◆ Data extracts ◆
= Beginning of Section =

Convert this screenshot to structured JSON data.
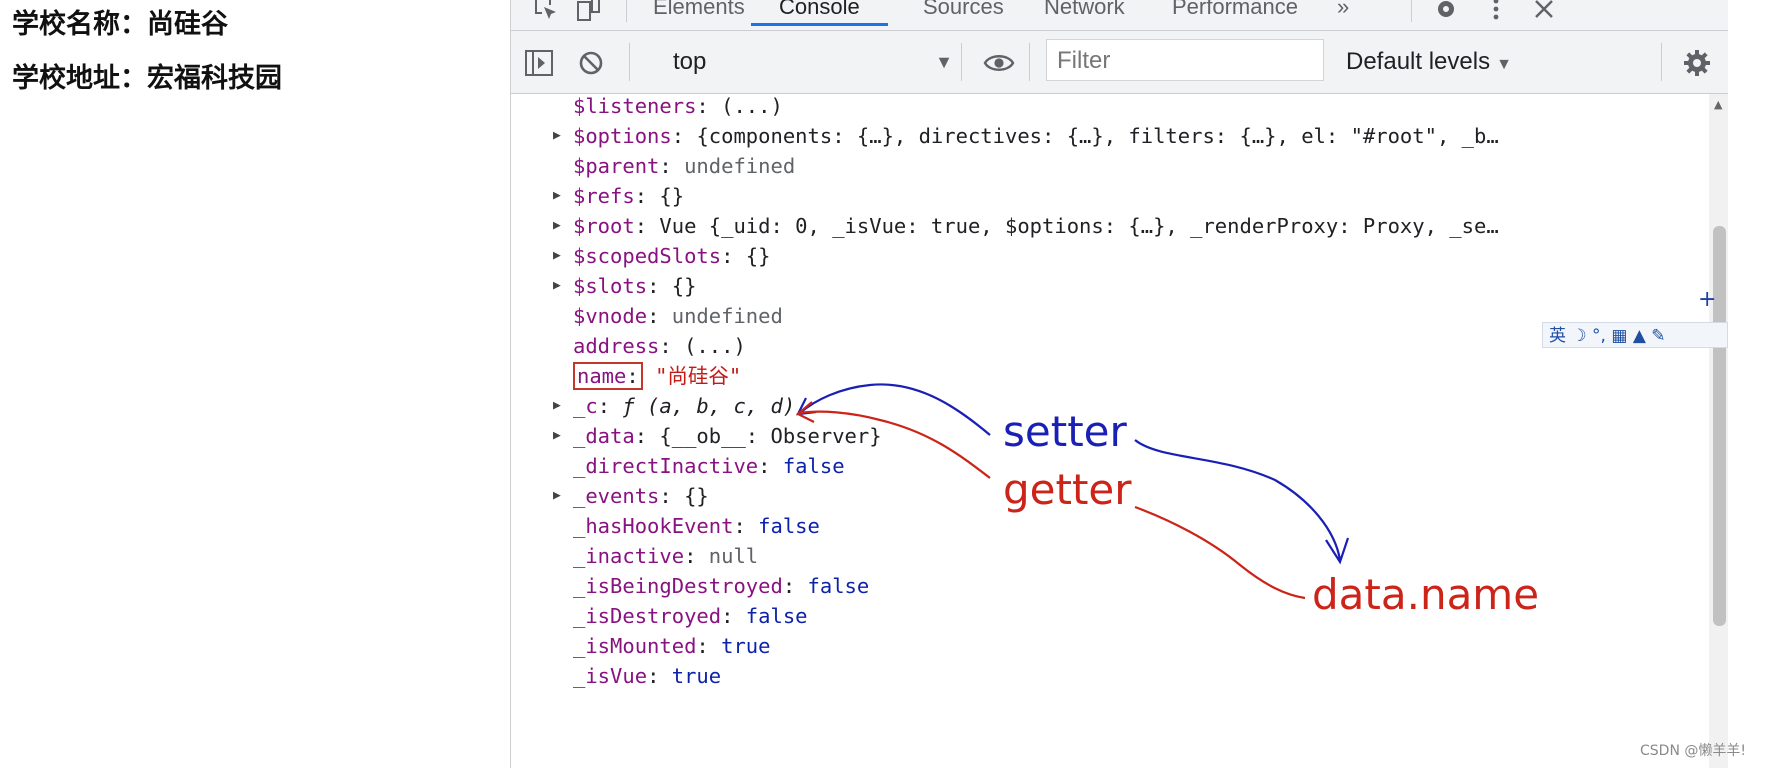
{
  "page": {
    "lines": [
      "学校名称：尚硅谷",
      "学校地址：宏福科技园"
    ]
  },
  "devtools": {
    "tabs": [
      "Elements",
      "Console",
      "Sources",
      "Network",
      "Performance"
    ],
    "more_tabs": "»",
    "active_tab": "Console",
    "toolbar": {
      "context": "top",
      "filter_placeholder": "Filter",
      "levels": "Default levels"
    }
  },
  "console": {
    "rows": [
      {
        "key": "$listeners",
        "value": "(...)"
      },
      {
        "key": "$options",
        "value": "{components: {…}, directives: {…}, filters: {…}, el: \"#root\", _b…"
      },
      {
        "key": "$parent",
        "value": "undefined"
      },
      {
        "key": "$refs",
        "value": "{}"
      },
      {
        "key": "$root",
        "value": "Vue {_uid: 0, _isVue: true, $options: {…}, _renderProxy: Proxy, _se…"
      },
      {
        "key": "$scopedSlots",
        "value": "{}"
      },
      {
        "key": "$slots",
        "value": "{}"
      },
      {
        "key": "$vnode",
        "value": "undefined"
      },
      {
        "key": "address",
        "value": "(...)"
      },
      {
        "key": "name",
        "value": "\"尚硅谷\""
      },
      {
        "key": "_c",
        "value": "ƒ (a, b, c, d)"
      },
      {
        "key": "_data",
        "value": "{__ob__: Observer}"
      },
      {
        "key": "_directInactive",
        "value": "false"
      },
      {
        "key": "_events",
        "value": "{}"
      },
      {
        "key": "_hasHookEvent",
        "value": "false"
      },
      {
        "key": "_inactive",
        "value": "null"
      },
      {
        "key": "_isBeingDestroyed",
        "value": "false"
      },
      {
        "key": "_isDestroyed",
        "value": "false"
      },
      {
        "key": "_isMounted",
        "value": "true"
      },
      {
        "key": "_isVue",
        "value": "true"
      }
    ]
  },
  "annotations": {
    "setter": "setter",
    "getter": "getter",
    "target": "data.name",
    "colors": {
      "blue": "#1a1fb5",
      "red": "#cc2418"
    }
  },
  "ime_bar": "英 ☽ °, ▦ ▲ ✎",
  "watermark": "CSDN @懒羊羊!"
}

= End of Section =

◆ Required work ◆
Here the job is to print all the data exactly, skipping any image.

◆ Solved problem ◆
Convert this screenshot to structured JSON data.
{
  "page": {
    "lines": [
      "学校名称：尚硅谷",
      "学校地址：宏福科技园"
    ]
  },
  "devtools": {
    "tabs": [
      "Elements",
      "Console",
      "Sources",
      "Network",
      "Performance"
    ],
    "more_tabs": "»",
    "active_tab": "Console",
    "toolbar": {
      "context": "top",
      "filter_placeholder": "Filter",
      "levels": "Default levels"
    }
  },
  "console": {
    "rows": [
      {
        "key": "$listeners",
        "value": "(...)"
      },
      {
        "key": "$options",
        "value": "{components: {…}, directives: {…}, filters: {…}, el: \"#root\", _b…"
      },
      {
        "key": "$parent",
        "value": "undefined"
      },
      {
        "key": "$refs",
        "value": "{}"
      },
      {
        "key": "$root",
        "value": "Vue {_uid: 0, _isVue: true, $options: {…}, _renderProxy: Proxy, _se…"
      },
      {
        "key": "$scopedSlots",
        "value": "{}"
      },
      {
        "key": "$slots",
        "value": "{}"
      },
      {
        "key": "$vnode",
        "value": "undefined"
      },
      {
        "key": "address",
        "value": "(...)"
      },
      {
        "key": "name",
        "value": "\"尚硅谷\""
      },
      {
        "key": "_c",
        "value": "ƒ (a, b, c, d)"
      },
      {
        "key": "_data",
        "value": "{__ob__: Observer}"
      },
      {
        "key": "_directInactive",
        "value": "false"
      },
      {
        "key": "_events",
        "value": "{}"
      },
      {
        "key": "_hasHookEvent",
        "value": "false"
      },
      {
        "key": "_inactive",
        "value": "null"
      },
      {
        "key": "_isBeingDestroyed",
        "value": "false"
      },
      {
        "key": "_isDestroyed",
        "value": "false"
      },
      {
        "key": "_isMounted",
        "value": "true"
      },
      {
        "key": "_isVue",
        "value": "true"
      }
    ]
  },
  "annotations": {
    "setter": "setter",
    "getter": "getter",
    "target": "data.name",
    "colors": {
      "blue": "#1a1fb5",
      "red": "#cc2418"
    }
  },
  "ime_bar": "英 ☽ °, ▦ ▲ ✎",
  "watermark": "CSDN @懒羊羊!"
}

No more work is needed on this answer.